Earlier this week I presented a YALSA Institue on Teens and Technology. The participants, library staff at libraries in the Southern Maryland Regional Library Association, and I talked a lot about what we know about teens in 2012/13, when it comes to technology. And, as I think about the topics discussed, it’s clear to me that quite a bit of what we covered is key in connecting with, creating for, and collaborating with teens in 2013. Here are some examples:
- One YA librarian who has a brand new job in a brand new library talked about surveying the teens she works with to find out what they wanted and needed the library to provide. What did they tell her? They wanted space for hanging out with friends and being a part of the teen community. This might not be so surprising, but it does bring up a couple of key points related to connecting, creating, and collaborating in 2013. First, teens aren’t necessarily going to look at the library as their source of materials. While we still want to connect teens to materials, more importantly we need to provide space for teens to create and collaborate on their own and with their peers. This may be via a makerspace, a learning lab, and/or a flexibly furnished teen space that teens can turn into something that works at the exact moment for a specific need. It’s about the space perhaps along with the materials. And, maybe in some cases, the space more than the materials. This is also space that parents and caregivers feel comfortable having their teens spend time in. While we can’t be 100% safe, teens telling adults in their lives they are going to the library to hangout with friends is most likely something that parents will feel comfortable with. (more…)

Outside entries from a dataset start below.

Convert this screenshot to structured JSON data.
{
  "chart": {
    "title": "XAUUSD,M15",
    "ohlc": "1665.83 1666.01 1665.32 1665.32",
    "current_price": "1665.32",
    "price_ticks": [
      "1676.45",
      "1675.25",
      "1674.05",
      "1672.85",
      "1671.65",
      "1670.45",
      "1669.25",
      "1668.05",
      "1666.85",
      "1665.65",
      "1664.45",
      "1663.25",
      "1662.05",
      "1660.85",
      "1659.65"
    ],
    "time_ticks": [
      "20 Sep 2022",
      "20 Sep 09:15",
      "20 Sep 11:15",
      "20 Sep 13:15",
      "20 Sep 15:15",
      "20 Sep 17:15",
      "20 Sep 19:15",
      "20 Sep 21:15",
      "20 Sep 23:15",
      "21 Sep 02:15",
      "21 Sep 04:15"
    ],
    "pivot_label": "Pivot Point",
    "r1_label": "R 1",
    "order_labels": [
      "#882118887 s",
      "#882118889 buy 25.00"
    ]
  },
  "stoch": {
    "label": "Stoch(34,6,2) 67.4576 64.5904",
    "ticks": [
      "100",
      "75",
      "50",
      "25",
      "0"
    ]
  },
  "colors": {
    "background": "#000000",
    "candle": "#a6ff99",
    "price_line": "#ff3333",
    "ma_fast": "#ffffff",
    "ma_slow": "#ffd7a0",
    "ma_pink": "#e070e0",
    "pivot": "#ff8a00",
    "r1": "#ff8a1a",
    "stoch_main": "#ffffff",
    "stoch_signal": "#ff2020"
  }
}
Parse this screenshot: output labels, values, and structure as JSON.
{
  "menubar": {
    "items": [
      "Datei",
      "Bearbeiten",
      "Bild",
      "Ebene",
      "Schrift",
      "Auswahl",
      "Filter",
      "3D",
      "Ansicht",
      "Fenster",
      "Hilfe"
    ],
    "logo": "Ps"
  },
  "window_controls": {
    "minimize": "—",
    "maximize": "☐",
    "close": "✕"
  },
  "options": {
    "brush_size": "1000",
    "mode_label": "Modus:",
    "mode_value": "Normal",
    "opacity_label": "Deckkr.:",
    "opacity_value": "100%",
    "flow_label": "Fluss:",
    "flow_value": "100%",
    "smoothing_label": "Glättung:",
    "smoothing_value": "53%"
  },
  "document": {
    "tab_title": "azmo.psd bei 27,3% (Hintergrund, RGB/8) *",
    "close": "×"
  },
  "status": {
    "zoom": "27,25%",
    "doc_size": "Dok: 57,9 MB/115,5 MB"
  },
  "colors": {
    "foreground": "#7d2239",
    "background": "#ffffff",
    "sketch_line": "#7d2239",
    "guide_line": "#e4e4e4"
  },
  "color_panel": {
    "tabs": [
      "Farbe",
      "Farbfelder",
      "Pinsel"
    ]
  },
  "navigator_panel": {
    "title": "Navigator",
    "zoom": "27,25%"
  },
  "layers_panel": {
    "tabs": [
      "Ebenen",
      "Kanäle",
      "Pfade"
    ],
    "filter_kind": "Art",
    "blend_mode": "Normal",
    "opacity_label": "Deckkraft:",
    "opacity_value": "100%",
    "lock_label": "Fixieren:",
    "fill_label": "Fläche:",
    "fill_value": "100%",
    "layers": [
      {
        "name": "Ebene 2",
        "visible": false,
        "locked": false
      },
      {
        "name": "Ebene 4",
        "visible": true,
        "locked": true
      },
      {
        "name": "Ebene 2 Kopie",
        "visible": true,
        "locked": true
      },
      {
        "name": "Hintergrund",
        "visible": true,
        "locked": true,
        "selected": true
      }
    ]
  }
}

Platform: iOS and Android
Last minute teen shoppers need not worry their consumer consciences, the GoodGuide app allows users to identify the health, social, and environmental impact of a gift before they buy. Using the RedLaser product database, the app provides multiple access mechanisms to pull up particular items, including a keyword search, a menu-driven directory (including personal care, household cleaners, and food) and, most expediently, a barcode scanner function using the device camera.
From cell phones to cat food, each entry provides handily colored-coded scores in the areas of Health, Environment, and Society. Health caveats include ingredients which have raised concerns in humans, while the Society and Environment areas consider corporate policies and practices as rated by the GoodGuide team. Any applicable manufacturer credentialing is reflected, and when relevant, nutritional information is listed. Most helpfully, it offers alternative products with better ratings. (more…)